#### [Data for this task]
»»
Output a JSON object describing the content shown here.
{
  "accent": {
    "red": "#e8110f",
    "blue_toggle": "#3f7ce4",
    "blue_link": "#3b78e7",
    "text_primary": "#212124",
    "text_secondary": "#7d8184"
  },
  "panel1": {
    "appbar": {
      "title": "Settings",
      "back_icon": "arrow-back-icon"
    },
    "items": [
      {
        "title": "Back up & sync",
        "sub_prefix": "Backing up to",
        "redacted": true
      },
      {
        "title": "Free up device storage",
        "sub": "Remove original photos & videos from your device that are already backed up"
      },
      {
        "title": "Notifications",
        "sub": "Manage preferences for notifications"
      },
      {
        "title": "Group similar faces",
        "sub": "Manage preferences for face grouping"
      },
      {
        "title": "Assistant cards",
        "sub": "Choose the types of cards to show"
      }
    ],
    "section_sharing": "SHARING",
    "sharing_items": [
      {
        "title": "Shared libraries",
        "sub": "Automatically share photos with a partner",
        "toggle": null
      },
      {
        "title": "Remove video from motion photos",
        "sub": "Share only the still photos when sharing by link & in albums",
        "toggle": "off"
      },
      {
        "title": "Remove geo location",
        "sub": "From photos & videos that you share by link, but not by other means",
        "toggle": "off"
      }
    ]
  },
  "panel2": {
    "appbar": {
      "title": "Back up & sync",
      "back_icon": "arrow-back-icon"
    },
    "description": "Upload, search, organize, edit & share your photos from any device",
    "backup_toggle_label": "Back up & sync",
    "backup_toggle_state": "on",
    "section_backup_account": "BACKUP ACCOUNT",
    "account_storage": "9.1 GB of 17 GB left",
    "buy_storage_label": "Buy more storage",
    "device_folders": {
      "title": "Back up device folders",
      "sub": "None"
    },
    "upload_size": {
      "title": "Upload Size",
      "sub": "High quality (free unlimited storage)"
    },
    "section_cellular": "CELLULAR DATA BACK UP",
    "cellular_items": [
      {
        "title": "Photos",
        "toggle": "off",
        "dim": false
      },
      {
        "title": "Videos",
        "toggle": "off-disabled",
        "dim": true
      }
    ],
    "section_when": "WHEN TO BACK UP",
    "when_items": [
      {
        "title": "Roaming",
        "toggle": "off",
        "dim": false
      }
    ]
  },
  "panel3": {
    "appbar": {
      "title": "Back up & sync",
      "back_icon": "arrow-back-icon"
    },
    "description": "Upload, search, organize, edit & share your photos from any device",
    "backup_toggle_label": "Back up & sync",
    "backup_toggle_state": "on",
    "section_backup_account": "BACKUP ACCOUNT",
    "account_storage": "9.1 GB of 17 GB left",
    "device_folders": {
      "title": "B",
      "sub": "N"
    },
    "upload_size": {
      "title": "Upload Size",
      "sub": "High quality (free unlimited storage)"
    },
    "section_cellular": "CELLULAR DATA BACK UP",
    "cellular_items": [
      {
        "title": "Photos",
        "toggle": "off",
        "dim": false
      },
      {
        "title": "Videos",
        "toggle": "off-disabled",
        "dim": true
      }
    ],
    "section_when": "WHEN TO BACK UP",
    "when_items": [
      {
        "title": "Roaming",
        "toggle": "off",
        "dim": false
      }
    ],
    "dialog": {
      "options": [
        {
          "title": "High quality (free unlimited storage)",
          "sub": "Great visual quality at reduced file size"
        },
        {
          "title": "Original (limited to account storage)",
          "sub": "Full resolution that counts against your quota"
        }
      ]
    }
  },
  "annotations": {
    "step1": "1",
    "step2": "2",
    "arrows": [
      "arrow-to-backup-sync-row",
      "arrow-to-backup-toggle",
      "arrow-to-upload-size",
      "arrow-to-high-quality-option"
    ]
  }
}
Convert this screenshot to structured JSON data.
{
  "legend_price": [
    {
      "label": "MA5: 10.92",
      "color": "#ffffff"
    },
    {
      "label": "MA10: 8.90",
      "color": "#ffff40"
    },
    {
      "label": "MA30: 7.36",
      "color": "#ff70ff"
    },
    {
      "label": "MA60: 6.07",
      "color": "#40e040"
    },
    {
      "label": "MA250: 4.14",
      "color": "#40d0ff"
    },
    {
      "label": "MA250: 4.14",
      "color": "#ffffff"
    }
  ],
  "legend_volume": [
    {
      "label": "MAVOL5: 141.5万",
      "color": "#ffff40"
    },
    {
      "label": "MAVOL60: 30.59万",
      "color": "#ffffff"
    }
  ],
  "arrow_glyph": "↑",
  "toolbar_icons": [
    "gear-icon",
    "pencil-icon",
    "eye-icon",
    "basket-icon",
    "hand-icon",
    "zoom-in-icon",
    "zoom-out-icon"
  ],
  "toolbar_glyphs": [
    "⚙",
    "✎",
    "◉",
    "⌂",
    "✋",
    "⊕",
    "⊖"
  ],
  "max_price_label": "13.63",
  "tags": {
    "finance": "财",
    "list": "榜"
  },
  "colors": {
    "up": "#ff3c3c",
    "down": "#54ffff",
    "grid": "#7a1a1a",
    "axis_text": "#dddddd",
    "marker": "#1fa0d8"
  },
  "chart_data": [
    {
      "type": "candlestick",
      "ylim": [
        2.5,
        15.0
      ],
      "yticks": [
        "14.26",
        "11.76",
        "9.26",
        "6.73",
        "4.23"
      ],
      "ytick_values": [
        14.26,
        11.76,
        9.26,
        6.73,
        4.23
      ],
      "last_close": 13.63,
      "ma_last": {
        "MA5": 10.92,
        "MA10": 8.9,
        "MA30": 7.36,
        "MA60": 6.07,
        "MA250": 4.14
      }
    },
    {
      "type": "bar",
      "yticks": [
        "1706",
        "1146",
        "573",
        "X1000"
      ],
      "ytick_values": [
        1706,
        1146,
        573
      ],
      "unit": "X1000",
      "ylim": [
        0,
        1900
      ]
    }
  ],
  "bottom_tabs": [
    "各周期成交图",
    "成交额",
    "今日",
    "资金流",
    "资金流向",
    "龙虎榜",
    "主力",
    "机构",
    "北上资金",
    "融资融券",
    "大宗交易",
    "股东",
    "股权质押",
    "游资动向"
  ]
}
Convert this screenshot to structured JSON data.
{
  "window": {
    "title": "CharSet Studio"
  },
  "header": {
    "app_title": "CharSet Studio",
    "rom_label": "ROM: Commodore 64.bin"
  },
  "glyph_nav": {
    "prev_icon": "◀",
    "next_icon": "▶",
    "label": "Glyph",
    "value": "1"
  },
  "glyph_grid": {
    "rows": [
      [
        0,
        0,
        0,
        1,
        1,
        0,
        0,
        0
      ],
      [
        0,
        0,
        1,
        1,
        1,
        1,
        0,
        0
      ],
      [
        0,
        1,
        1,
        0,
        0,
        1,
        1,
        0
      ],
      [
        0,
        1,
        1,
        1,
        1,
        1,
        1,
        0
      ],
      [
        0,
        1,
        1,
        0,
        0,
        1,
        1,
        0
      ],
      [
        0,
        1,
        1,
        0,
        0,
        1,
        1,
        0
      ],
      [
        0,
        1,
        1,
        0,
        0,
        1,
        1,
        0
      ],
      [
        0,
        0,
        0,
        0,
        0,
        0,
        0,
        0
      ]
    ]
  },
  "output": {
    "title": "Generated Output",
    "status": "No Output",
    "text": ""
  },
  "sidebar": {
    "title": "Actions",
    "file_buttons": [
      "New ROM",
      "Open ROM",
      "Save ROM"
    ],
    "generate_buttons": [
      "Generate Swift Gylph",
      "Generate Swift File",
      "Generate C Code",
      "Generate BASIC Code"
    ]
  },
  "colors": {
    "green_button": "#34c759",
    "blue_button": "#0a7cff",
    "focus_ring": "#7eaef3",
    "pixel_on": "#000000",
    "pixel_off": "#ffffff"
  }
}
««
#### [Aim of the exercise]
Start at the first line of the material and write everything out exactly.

#### [Expected answer]
Output a JSON object describing the content shown here.
{
  "accent": {
    "red": "#e8110f",
    "blue_toggle": "#3f7ce4",
    "blue_link": "#3b78e7",
    "text_primary": "#212124",
    "text_secondary": "#7d8184"
  },
  "panel1": {
    "appbar": {
      "title": "Settings",
      "back_icon": "arrow-back-icon"
    },
    "items": [
      {
        "title": "Back up & sync",
        "sub_prefix": "Backing up to",
        "redacted": true
      },
      {
        "title": "Free up device storage",
        "sub": "Remove original photos & videos from your device that are already backed up"
      },
      {
        "title": "Notifications",
        "sub": "Manage preferences for notifications"
      },
      {
        "title": "Group similar faces",
        "sub": "Manage preferences for face grouping"
      },
      {
        "title": "Assistant cards",
        "sub": "Choose the types of cards to show"
      }
    ],
    "section_sharing": "SHARING",
    "sharing_items": [
      {
        "title": "Shared libraries",
        "sub": "Automatically share photos with a partner",
        "toggle": null
      },
      {
        "title": "Remove video from motion photos",
        "sub": "Share only the still photos when sharing by link & in albums",
        "toggle": "off"
      },
      {
        "title": "Remove geo location",
        "sub": "From photos & videos that you share by link, but not by other means",
        "toggle": "off"
      }
    ]
  },
  "panel2": {
    "appbar": {
      "title": "Back up & sync",
      "back_icon": "arrow-back-icon"
    },
    "description": "Upload, search, organize, edit & share your photos from any device",
    "backup_toggle_label": "Back up & sync",
    "backup_toggle_state": "on",
    "section_backup_account": "BACKUP ACCOUNT",
    "account_storage": "9.1 GB of 17 GB left",
    "buy_storage_label": "Buy more storage",
    "device_folders": {
      "title": "Back up device folders",
      "sub": "None"
    },
    "upload_size": {
      "title": "Upload Size",
      "sub": "High quality (free unlimited storage)"
    },
    "section_cellular": "CELLULAR DATA BACK UP",
    "cellular_items": [
      {
        "title": "Photos",
        "toggle": "off",
        "dim": false
      },
      {
        "title": "Videos",
        "toggle": "off-disabled",
        "dim": true
      }
    ],
    "section_when": "WHEN TO BACK UP",
    "when_items": [
      {
        "title": "Roaming",
        "toggle": "off",
        "dim": false
      }
    ]
  },
  "panel3": {
    "appbar": {
      "title": "Back up & sync",
      "back_icon": "arrow-back-icon"
    },
    "description": "Upload, search, organize, edit & share your photos from any device",
    "backup_toggle_label": "Back up & sync",
    "backup_toggle_state": "on",
    "section_backup_account": "BACKUP ACCOUNT",
    "account_storage": "9.1 GB of 17 GB left",
    "device_folders": {
      "title": "B",
      "sub": "N"
    },
    "upload_size": {
      "title": "Upload Size",
      "sub": "High quality (free unlimited storage)"
    },
    "section_cellular": "CELLULAR DATA BACK UP",
    "cellular_items": [
      {
        "title": "Photos",
        "toggle": "off",
        "dim": false
      },
      {
        "title": "Videos",
        "toggle": "off-disabled",
        "dim": true
      }
    ],
    "section_when": "WHEN TO BACK UP",
    "when_items": [
      {
        "title": "Roaming",
        "toggle": "off",
        "dim": false
      }
    ],
    "dialog": {
      "options": [
        {
          "title": "High quality (free unlimited storage)",
          "sub": "Great visual quality at reduced file size"
        },
        {
          "title": "Original (limited to account storage)",
          "sub": "Full resolution that counts against your quota"
        }
      ]
    }
  },
  "annotations": {
    "step1": "1",
    "step2": "2",
    "arrows": [
      "arrow-to-backup-sync-row",
      "arrow-to-backup-toggle",
      "arrow-to-upload-size",
      "arrow-to-high-quality-option"
    ]
  }
}
Convert this screenshot to structured JSON data.
{
  "legend_price": [
    {
      "label": "MA5: 10.92",
      "color": "#ffffff"
    },
    {
      "label": "MA10: 8.90",
      "color": "#ffff40"
    },
    {
      "label": "MA30: 7.36",
      "color": "#ff70ff"
    },
    {
      "label": "MA60: 6.07",
      "color": "#40e040"
    },
    {
      "label": "MA250: 4.14",
      "color": "#40d0ff"
    },
    {
      "label": "MA250: 4.14",
      "color": "#ffffff"
    }
  ],
  "legend_volume": [
    {
      "label": "MAVOL5: 141.5万",
      "color": "#ffff40"
    },
    {
      "label": "MAVOL60: 30.59万",
      "color": "#ffffff"
    }
  ],
  "arrow_glyph": "↑",
  "toolbar_icons": [
    "gear-icon",
    "pencil-icon",
    "eye-icon",
    "basket-icon",
    "hand-icon",
    "zoom-in-icon",
    "zoom-out-icon"
  ],
  "toolbar_glyphs": [
    "⚙",
    "✎",
    "◉",
    "⌂",
    "✋",
    "⊕",
    "⊖"
  ],
  "max_price_label": "13.63",
  "tags": {
    "finance": "财",
    "list": "榜"
  },
  "colors": {
    "up": "#ff3c3c",
    "down": "#54ffff",
    "grid": "#7a1a1a",
    "axis_text": "#dddddd",
    "marker": "#1fa0d8"
  },
  "chart_data": [
    {
      "type": "candlestick",
      "ylim": [
        2.5,
        15.0
      ],
      "yticks": [
        "14.26",
        "11.76",
        "9.26",
        "6.73",
        "4.23"
      ],
      "ytick_values": [
        14.26,
        11.76,
        9.26,
        6.73,
        4.23
      ],
      "last_close": 13.63,
      "ma_last": {
        "MA5": 10.92,
        "MA10": 8.9,
        "MA30": 7.36,
        "MA60": 6.07,
        "MA250": 4.14
      }
    },
    {
      "type": "bar",
      "yticks": [
        "1706",
        "1146",
        "573",
        "X1000"
      ],
      "ytick_values": [
        1706,
        1146,
        573
      ],
      "unit": "X1000",
      "ylim": [
        0,
        1900
      ]
    }
  ],
  "bottom_tabs": [
    "各周期成交图",
    "成交额",
    "今日",
    "资金流",
    "资金流向",
    "龙虎榜",
    "主力",
    "机构",
    "北上资金",
    "融资融券",
    "大宗交易",
    "股东",
    "股权质押",
    "游资动向"
  ]
}
Convert this screenshot to structured JSON data.
{
  "window": {
    "title": "CharSet Studio"
  },
  "header": {
    "app_title": "CharSet Studio",
    "rom_label": "ROM: Commodore 64.bin"
  },
  "glyph_nav": {
    "prev_icon": "◀",
    "next_icon": "▶",
    "label": "Glyph",
    "value": "1"
  },
  "glyph_grid": {
    "rows": [
      [
        0,
        0,
        0,
        1,
        1,
        0,
        0,
        0
      ],
      [
        0,
        0,
        1,
        1,
        1,
        1,
        0,
        0
      ],
      [
        0,
        1,
        1,
        0,
        0,
        1,
        1,
        0
      ],
      [
        0,
        1,
        1,
        1,
        1,
        1,
        1,
        0
      ],
      [
        0,
        1,
        1,
        0,
        0,
        1,
        1,
        0
      ],
      [
        0,
        1,
        1,
        0,
        0,
        1,
        1,
        0
      ],
      [
        0,
        1,
        1,
        0,
        0,
        1,
        1,
        0
      ],
      [
        0,
        0,
        0,
        0,
        0,
        0,
        0,
        0
      ]
    ]
  },
  "output": {
    "title": "Generated Output",
    "status": "No Output",
    "text": ""
  },
  "sidebar": {
    "title": "Actions",
    "file_buttons": [
      "New ROM",
      "Open ROM",
      "Save ROM"
    ],
    "generate_buttons": [
      "Generate Swift Gylph",
      "Generate Swift File",
      "Generate C Code",
      "Generate BASIC Code"
    ]
  },
  "colors": {
    "green_button": "#34c759",
    "blue_button": "#0a7cff",
    "focus_ring": "#7eaef3",
    "pixel_on": "#000000",
    "pixel_off": "#ffffff"
  }
}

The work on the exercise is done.